We often encounter basketball players who suffer from lower limb issues.

Basketball is a high-impact sport that requires a lot of running, jumping, and quick lateral movements. As a result, basketball players are susceptible to various lower limb issues, including ankle sprains, plantar fasciitis, shin splints, and knee injuries. These injuries can occur due to a variety of factors, including overuse, poor biomechanics, inadequate warm-up, and inappropriate footwear.

Ankle sprains are a common injury in basketball players, caused by the twisting or rolling of the ankle during jumping or landing. Plantar fasciitis, on the other hand, is a condition that results from the inflammation of the plantar fascia, a band of tissue that runs from the heel to the toes. It often presents as pain in the heel or arch of the foot and can be aggravated by running and jumping.

Shin splints are another condition commonly seen in basketball players, which is characterized by pain and tenderness along the shinbone. It can result from overuse, inadequate stretching, and biomechanical factors such as flat feet or overpronation.

Knee injuries, including ACL tears and patellar tendonitis, are also a significant concern for basketball players. These injuries can result from improper landing techniques, overuse, or inadequate strength training.

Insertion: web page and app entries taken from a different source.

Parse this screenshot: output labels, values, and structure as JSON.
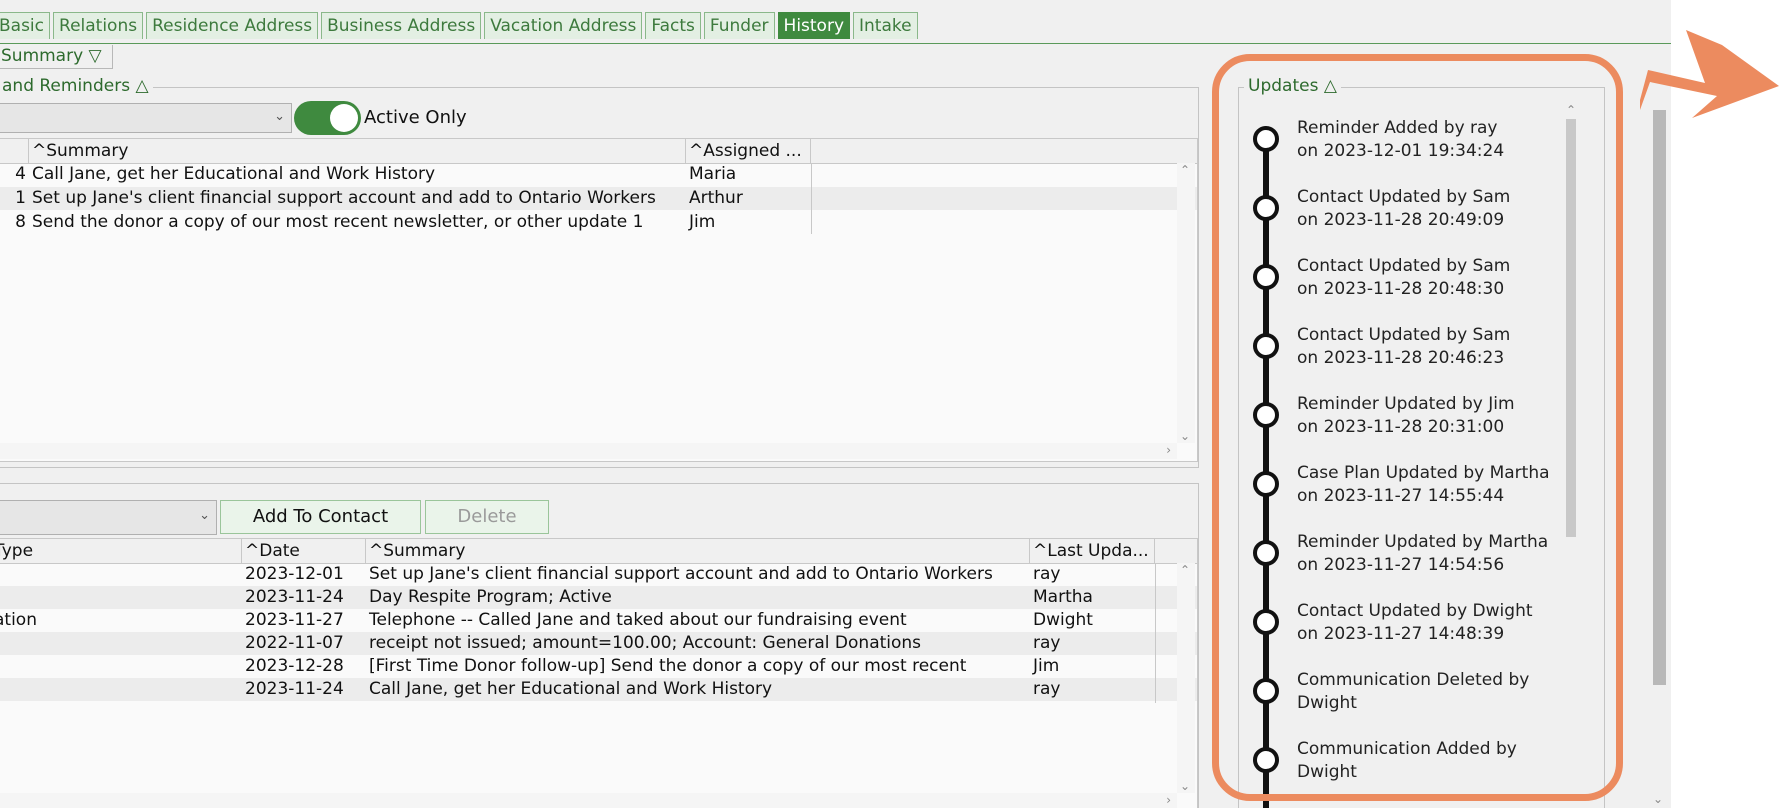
{
  "tabs": [
    {
      "label": "Basic",
      "active": false
    },
    {
      "label": "Relations",
      "active": false
    },
    {
      "label": "Residence Address",
      "active": false
    },
    {
      "label": "Business Address",
      "active": false
    },
    {
      "label": "Vacation Address",
      "active": false
    },
    {
      "label": "Facts",
      "active": false
    },
    {
      "label": "Funder",
      "active": false
    },
    {
      "label": "History",
      "active": true
    },
    {
      "label": "Intake",
      "active": false
    }
  ],
  "summary_toggle": "Summary ▽",
  "reminders": {
    "title": "and Reminders △",
    "active_only_label": "Active Only",
    "columns": [
      "^Summary",
      "^Assigned ..."
    ],
    "rows": [
      {
        "id": "4",
        "summary": "Call Jane, get her Educational and Work History",
        "assigned": "Maria"
      },
      {
        "id": "1",
        "summary": "Set up Jane's client financial support account and add to Ontario Workers",
        "assigned": "Arthur"
      },
      {
        "id": "8",
        "summary": "Send the donor a copy of our most recent newsletter, or other update 1",
        "assigned": "Jim"
      }
    ]
  },
  "communications": {
    "add_button": "Add To Contact",
    "delete_button": "Delete",
    "columns": [
      "Type",
      "^Date",
      "^Summary",
      "^Last Upda..."
    ],
    "rows": [
      {
        "type": "",
        "date": "2023-12-01",
        "summary": "Set up Jane's client financial support account and add to Ontario Workers",
        "updated_by": "ray"
      },
      {
        "type": "",
        "date": "2023-11-24",
        "summary": "Day Respite Program; Active",
        "updated_by": "Martha"
      },
      {
        "type": "ation",
        "date": "2023-11-27",
        "summary": "Telephone -- Called Jane and taked about our fundraising event",
        "updated_by": "Dwight"
      },
      {
        "type": "",
        "date": "2022-11-07",
        "summary": "receipt not issued; amount=100.00; Account: General Donations",
        "updated_by": "ray"
      },
      {
        "type": "",
        "date": "2023-12-28",
        "summary": "[First Time Donor follow-up] Send the donor a copy of our most recent",
        "updated_by": "Jim"
      },
      {
        "type": "",
        "date": "2023-11-24",
        "summary": "Call Jane, get her Educational and Work History",
        "updated_by": "ray"
      }
    ]
  },
  "updates": {
    "title": "Updates △",
    "items": [
      {
        "title": "Reminder Added by ray",
        "sub": "on 2023-12-01 19:34:24"
      },
      {
        "title": "Contact Updated by Sam",
        "sub": "on 2023-11-28 20:49:09"
      },
      {
        "title": "Contact Updated by Sam",
        "sub": "on 2023-11-28 20:48:30"
      },
      {
        "title": "Contact Updated by Sam",
        "sub": "on 2023-11-28 20:46:23"
      },
      {
        "title": "Reminder Updated by Jim",
        "sub": "on 2023-11-28 20:31:00"
      },
      {
        "title": "Case Plan Updated by Martha",
        "sub": "on 2023-11-27 14:55:44"
      },
      {
        "title": "Reminder Updated by Martha",
        "sub": "on 2023-11-27 14:54:56"
      },
      {
        "title": "Contact Updated by Dwight",
        "sub": "on 2023-11-27 14:48:39"
      },
      {
        "title": "Communication Deleted by",
        "sub": "Dwight"
      },
      {
        "title": "Communication Added by",
        "sub": "Dwight"
      }
    ]
  },
  "colors": {
    "accent": "#3f8a3f",
    "highlight": "#ec8b5f"
  }
}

As Biomechanics Consultants and foot orthotics specialists, we can help basketball players alleviate these issues through the use of customized insoles designed to improve your biomechanics and provide proper support and alignment. Insoles can help distribute pressure evenly across the foot, reduce stress on the plantar fascia, and correct overpronation or other biomechanical issues.

Moreover, we are able to evaluate your gait, identify potential problem areas, and provide exercise and stretching recommendations to prevent further injury. By taking a comprehensive approach to lower limb issues in basketball players, we can help you continue to perform at your best while minimizing the risk of injury.